By BRITTANY TATE The Brunswick News
11This is the personal side: One of those children is a granddaughter of Dr. Herman Levy, a pulmonologist at Southeast Georgia Physician Associates-Pulmonary Medicine and acting president of the Triumph Foundation, an autism support foundation in Brunswick.
Autism, or autism spectrum disorders, includes a range of neurodevelopmental disorders that involve socialization, communication or behavior. It is believed to be caused by genetic mutations that alter brain development, which, in turn, affects social and communication development. This leads to repetitive behavior and restricted interests, Levy said.
"Unusual behavior, such as hand flapping, frequent tantrums, self mutilation and difficulty tolerating change or transition may be indicative of autistic behavior. (But) why the autistic spectrum disorder develops and how it develops is incompletely understood. Brain abnormalities may play an important role in the development of autism," Levy said.
"The complexity of (autism spectrum disorders) and the numerous manifestations of this problem leads one to conclude that there are multiple genes involved. Research points to a genetic reason, (because) environmental factors based on present knowledge account for only a minority of cases of autistic spectrum disorders."
Levy says toxic exposure and prenatal infection probably account for only a few cases of the disorder. There is some evidence that low birth weight, problems during childbirth, parental age, obesity, diabetes and hypertension in the mother may increase the risk of adult spectrum disorder development, Levy said.
There is evidence that refutes claims that childhood immunizations cause autism.
"To date, there is no association of adult spectrum disorder associated with immunizations. Numerous studies have shown that the measles vaccine and thimerosal - a mercury preservative used in vaccine - do not cause autism," he said.
Learning disabilities are present in about 45 to 60 percent of individuals diagnosed with being on the autistic spectrum, Levy says, and less than 10 to 25 percent of cases are associated with a medical condition.
Levy says in Glynn County schools, students with autism make up more than 10 percent of the special education enrollment. That percentage is based on the number of students eligible under state guidelines on autism and doesn't reflect the number of students who may not have autism listed as their primary disability.
Levy says autism doesn't just affect the child, it affects an entire family.

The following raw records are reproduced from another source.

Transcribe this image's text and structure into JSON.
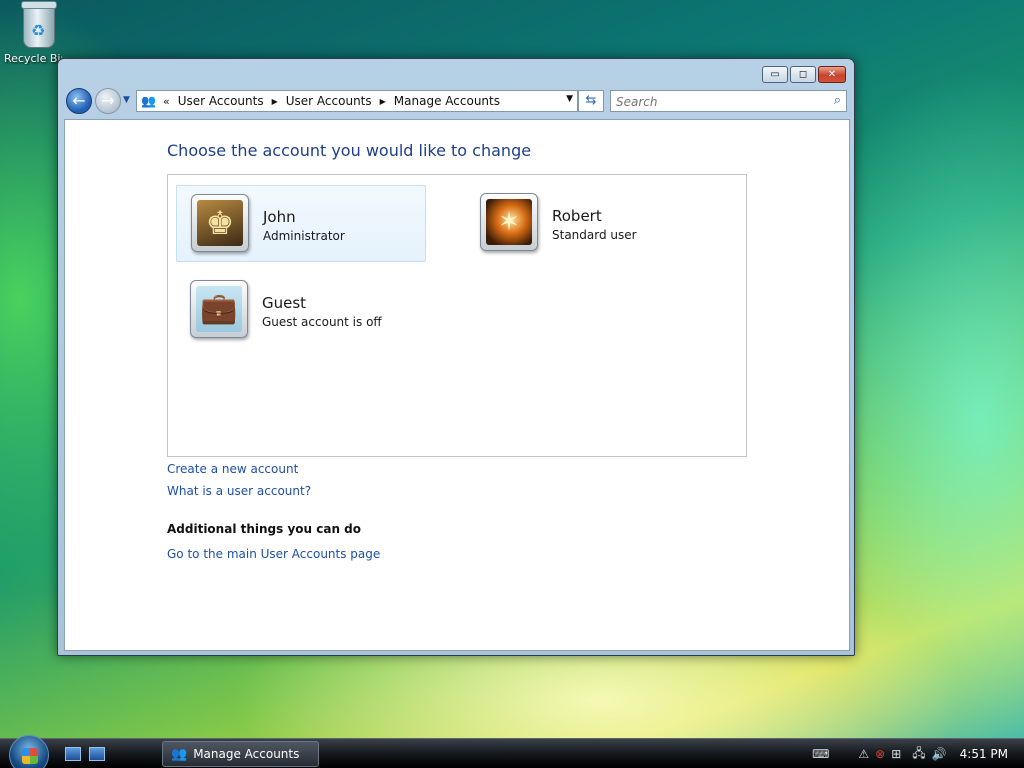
{
  "desktop": {
    "recycle_bin_label": "Recycle Bin"
  },
  "window": {
    "caption": {
      "minimize": "▭",
      "maximize": "◻",
      "close": "✕"
    },
    "nav": {
      "back_icon": "back-arrow-icon",
      "forward_icon": "forward-arrow-icon",
      "address_chevron": "«",
      "breadcrumbs": [
        "User Accounts",
        "User Accounts",
        "Manage Accounts"
      ],
      "search_placeholder": "Search"
    },
    "content": {
      "heading": "Choose the account you would like to change",
      "accounts": [
        {
          "name": "John",
          "role": "Administrator",
          "picture": "chess-icon"
        },
        {
          "name": "Robert",
          "role": "Standard user",
          "picture": "sparkle-icon"
        },
        {
          "name": "Guest",
          "role": "Guest account is off",
          "picture": "suitcase-icon"
        }
      ],
      "links": {
        "create": "Create a new account",
        "what_is": "What is a user account?"
      },
      "additional_heading": "Additional things you can do",
      "main_page_link": "Go to the main User Accounts page"
    }
  },
  "taskbar": {
    "task_label": "Manage Accounts",
    "clock": "4:51 PM"
  },
  "colors": {
    "link": "#1e4ea8",
    "heading": "#1e3e8c",
    "selected_bg": "#e5f2fc"
  }
}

"Parents dealing with autism may find it both a challenge and heartbreaking. With children who have Down Syndrome, you can still get through. But with children with autism, there's a block there, and you can't get to the child. It adds tremendous frustration in families," he said.

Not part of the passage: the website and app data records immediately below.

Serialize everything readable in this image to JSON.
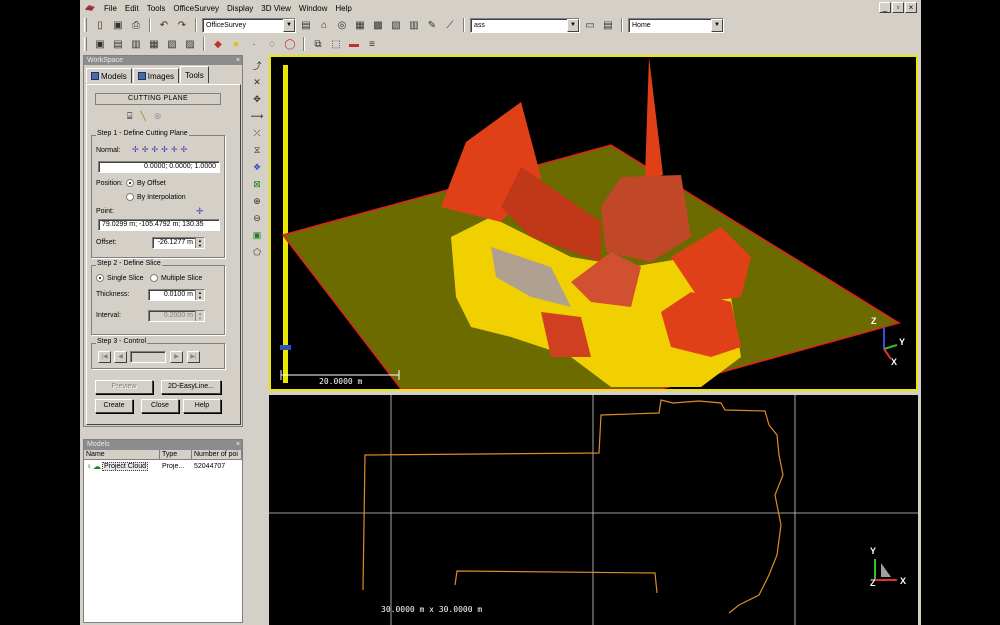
{
  "menu": {
    "items": [
      "File",
      "Edit",
      "Tools",
      "OfficeSurvey",
      "Display",
      "3D View",
      "Window",
      "Help"
    ]
  },
  "toolbar": {
    "project_combo": "OfficeSurvey",
    "layer_combo": "ass",
    "view_combo": "Home"
  },
  "workspace": {
    "title": "WorkSpace",
    "tabs": [
      "Models",
      "Images",
      "Tools"
    ],
    "active_tab": "Tools",
    "header": "CUTTING PLANE",
    "step1": {
      "title": "Step 1 - Define Cutting Plane",
      "normal_label": "Normal:",
      "normal_value": "0.0000; 0.0000; 1.0000",
      "position_label": "Position:",
      "by_offset": "By Offset",
      "by_interpolation": "By Interpolation",
      "point_label": "Point:",
      "point_value": "79.0299 m; -105.4792 m; 130.35",
      "offset_label": "Offset:",
      "offset_value": "-26.1277 m"
    },
    "step2": {
      "title": "Step 2 - Define Slice",
      "single_slice": "Single Slice",
      "multiple_slice": "Multiple Slice",
      "thickness_label": "Thickness:",
      "thickness_value": "0.0100 m",
      "interval_label": "Interval:",
      "interval_value": "0.2000 m"
    },
    "step3": {
      "title": "Step 3 - Control"
    },
    "buttons": {
      "preview": "Preview",
      "easyline": "2D-EasyLine...",
      "create": "Create",
      "close": "Close",
      "help": "Help"
    }
  },
  "models": {
    "title": "Models",
    "columns": [
      "Name",
      "Type",
      "Number of poi"
    ],
    "rows": [
      {
        "name": "Project Cloud",
        "type": "Proje...",
        "points": "52044707"
      }
    ]
  },
  "view3d": {
    "scale_label": "20.0000 m",
    "axes": {
      "z": "Z",
      "y": "Y",
      "x": "X"
    }
  },
  "view2d": {
    "scale_label": "30.0000 m x 30.0000 m",
    "axes": {
      "y": "Y",
      "z": "Z",
      "x": "X"
    }
  },
  "colors": {
    "window_bg": "#d4d0c8",
    "viewport_border": "#e8e800",
    "plane": "#6b6b00",
    "cloud_red": "#e04018",
    "cloud_yellow": "#f0d000",
    "section_line": "#e08a28"
  }
}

"Parents who are concerned about having a child with a difficult temperament, delays in socialization and concerns about language development should bring this to the attention of their health care provider. Parents can also contact a developmental pediatrician. They are able to address the problem associated with (autism)."
* Reporter Brittany Tate writes about lifestyle topics. Contact her at firstname.lastname@example.org, on Facebook or at 265-8320, ext. 317.
The U.S. Centers for Disease Control and Prevention says these behaviors may be among indicators of autism in children that should be evaluated by a doctor:
* Not responding to his or her name by 12 months of age.
* Not displaying an interest in objects (such as pointing to an airplane flying overhead) by 14 months old.
* Not playing "pretend" games (such as pretending to feed a doll) by 18 months old.
* Avoiding eye contact and wanting to be alone.
* Having trouble understanding other people's feelings or talking about their own feelings.
* Having delayed speech and language skills.
* Repeating words or phrases over and over.
* Giving unrelated answers to questions.
* Being upset by minor changes.
* Having obsessive interests.
* Flapping hands, rocking or spinning in circles.
* Having unusual reactions to the ways things sound, smell, taste, look or feel.
As part of National Autism Awareness Month, Triumph Foundation will have A Walk for Autism at 10 a.m. May 4 at the Brunswick Exchange Club Fairgrounds, 101 Emory Dawson Road, Brunswick. There will be entertainment, games, arts and crafts, informational booths and lunch.
Registration and check-in will begin at 9 a.m. The cost is $10 per person or $35 per family of up to five people. Individuals and family members of those individuals affected by autism will be admitted free (only five people per qualified family will be admitted without charge).
The deadline for pre-registration online at awalkforautism.eventbrite.com is 5 p.m. Friday. Call 289-2021 for details.